In so doing, the New York Court of Appeals observed that the policies at issue contained provisions “limiting the insurer’s liability to losses and occurrences happening ‘during the policy period.’” As such, “the unavailability rule is inconsistent with [such] contract language.” In addition, that language provides the foundation of the pro rata allocation approach New York had previously adopted, and “to allocate to the insurer for years outside the policy period would be to ignore the very premise underlying pro rata allocation,” by “impos[ing] liability in perpetuity…on an insurer who issued insurance coverage for only a limited number of years.” The court also rejected the public-policy focused approach taken by the few states which adopted the unavailability rule, citing precedent that “this court may not make or vary the contract of insurance to accomplish its notions of abstract justice or moral obligation.”
Only three months after Keyspan was decided, the New Jersey Supreme Court took the opposite approach and reaffirmed its adoption of the unavailability rule, in the context of multiple asbestos bodily injury claims. Honeywell, 188 A.3d at 304. The trial court had applied New Jersey law, and under that state’s law, found that relevant liability insurance ceased to be available in the market as of 1987, such that for allocation purposes, the coverage block should end at 1987 for pre-1987 initial exposure claims.
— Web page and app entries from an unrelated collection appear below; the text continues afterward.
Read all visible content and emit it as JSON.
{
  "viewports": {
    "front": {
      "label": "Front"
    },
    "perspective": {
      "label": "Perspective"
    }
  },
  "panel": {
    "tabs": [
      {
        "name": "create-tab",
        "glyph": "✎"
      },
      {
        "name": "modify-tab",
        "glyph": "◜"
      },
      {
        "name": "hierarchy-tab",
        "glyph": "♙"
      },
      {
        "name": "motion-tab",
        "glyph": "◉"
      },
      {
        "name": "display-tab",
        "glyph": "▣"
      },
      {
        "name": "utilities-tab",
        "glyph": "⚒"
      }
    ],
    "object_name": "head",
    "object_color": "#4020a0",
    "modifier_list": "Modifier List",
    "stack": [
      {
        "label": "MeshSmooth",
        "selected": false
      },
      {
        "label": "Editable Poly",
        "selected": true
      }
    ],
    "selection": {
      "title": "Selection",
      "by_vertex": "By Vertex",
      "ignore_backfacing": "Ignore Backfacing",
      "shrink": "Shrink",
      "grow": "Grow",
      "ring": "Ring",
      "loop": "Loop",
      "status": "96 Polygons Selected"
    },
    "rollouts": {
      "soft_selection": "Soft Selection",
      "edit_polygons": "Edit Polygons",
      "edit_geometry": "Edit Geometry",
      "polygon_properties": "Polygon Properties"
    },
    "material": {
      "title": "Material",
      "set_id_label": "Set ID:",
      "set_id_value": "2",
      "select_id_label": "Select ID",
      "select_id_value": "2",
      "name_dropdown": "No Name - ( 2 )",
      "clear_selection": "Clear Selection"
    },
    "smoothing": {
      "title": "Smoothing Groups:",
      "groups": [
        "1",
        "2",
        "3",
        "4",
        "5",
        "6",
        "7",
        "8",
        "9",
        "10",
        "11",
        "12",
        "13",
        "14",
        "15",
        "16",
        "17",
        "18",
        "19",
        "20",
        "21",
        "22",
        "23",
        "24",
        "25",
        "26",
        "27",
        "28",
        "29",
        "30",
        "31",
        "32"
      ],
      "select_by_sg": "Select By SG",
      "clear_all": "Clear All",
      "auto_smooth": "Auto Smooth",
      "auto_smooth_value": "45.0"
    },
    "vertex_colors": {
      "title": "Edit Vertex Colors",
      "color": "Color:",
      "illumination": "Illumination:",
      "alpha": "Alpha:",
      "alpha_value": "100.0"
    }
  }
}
The Appellate Division affirmed the trial court’s decision on these issues.
Then, the New Jersey Supreme Court held that New Jersey continued to apply the unavailability rule, and rejected the insurers’ attempt to limit that rule with the argument that Honeywell should be assigned liability for periods after 1987 based on Honeywell’s “assumption of the risk”. The insurers argued that because Honeywell had chosen to continue its operations with the knowledge that no insurance was available for asbestos bodily injury claims, it had assumed the risk of operating without insurance, such that the coverage block should extend past 1987 to include all years in which Honeywell had manufactured asbestos-containing products.
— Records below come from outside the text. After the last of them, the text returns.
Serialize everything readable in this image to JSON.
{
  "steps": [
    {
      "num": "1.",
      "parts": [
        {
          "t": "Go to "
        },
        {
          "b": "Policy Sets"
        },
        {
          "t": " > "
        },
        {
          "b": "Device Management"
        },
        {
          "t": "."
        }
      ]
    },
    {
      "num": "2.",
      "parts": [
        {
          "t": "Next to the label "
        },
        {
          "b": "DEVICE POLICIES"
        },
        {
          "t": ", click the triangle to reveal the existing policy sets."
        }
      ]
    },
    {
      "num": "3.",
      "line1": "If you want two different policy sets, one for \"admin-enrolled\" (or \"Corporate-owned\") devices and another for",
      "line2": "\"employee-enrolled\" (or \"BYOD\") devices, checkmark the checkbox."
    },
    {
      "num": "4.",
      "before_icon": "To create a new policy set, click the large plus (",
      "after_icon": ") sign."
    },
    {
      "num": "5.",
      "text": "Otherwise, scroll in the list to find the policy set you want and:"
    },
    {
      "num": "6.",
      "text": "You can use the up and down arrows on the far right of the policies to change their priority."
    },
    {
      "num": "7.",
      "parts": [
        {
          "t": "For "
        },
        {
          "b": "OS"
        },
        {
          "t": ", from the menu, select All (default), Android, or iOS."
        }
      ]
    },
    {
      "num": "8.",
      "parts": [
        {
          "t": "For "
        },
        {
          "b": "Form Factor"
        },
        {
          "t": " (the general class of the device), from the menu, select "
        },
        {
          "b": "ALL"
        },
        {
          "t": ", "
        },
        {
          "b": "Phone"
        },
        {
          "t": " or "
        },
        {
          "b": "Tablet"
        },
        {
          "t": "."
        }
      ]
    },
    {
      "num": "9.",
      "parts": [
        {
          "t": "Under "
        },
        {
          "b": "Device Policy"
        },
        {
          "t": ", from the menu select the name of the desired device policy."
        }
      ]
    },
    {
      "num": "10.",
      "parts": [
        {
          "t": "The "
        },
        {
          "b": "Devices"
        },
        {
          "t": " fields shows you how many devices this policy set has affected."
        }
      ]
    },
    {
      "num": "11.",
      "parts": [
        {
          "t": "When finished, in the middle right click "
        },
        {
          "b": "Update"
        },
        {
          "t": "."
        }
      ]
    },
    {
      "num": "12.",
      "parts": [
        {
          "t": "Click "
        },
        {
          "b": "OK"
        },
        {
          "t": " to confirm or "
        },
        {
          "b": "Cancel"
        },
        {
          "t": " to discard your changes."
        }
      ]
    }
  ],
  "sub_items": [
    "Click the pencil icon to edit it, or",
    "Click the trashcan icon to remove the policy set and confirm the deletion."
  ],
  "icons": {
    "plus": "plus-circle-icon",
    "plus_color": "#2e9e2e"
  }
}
In rejecting the insurers’ argument, the court stated that the insurers’ “novel equitable exception [to the unavailability rule] would retroactively deprive parties of paid-for insurance coverage due to their post-coverage-period conduct.” It observed that the policy objectives underlying New Jersey’s allocation law – those of “maximizing insurance resources, encouraging the spreading of risk throughout the insurance industry, promoting the purchase of insurance when available, and of simple justice” – were served by applying the unavailability rule in the case before it, to end the coverage block at 1987.
While several states have declined to apply the unavailability rule in recent years, at least one - New Jersey - has reaffirmed its commitment to it. A decision on this issue is presently pending from Connecticut’s highest court. This split makes choice of law a key determination in long-tail claim situations, as a coverage block – and each insurer’s relative share of same – can be significantly impacted by whether or not the unavailability rule is applied.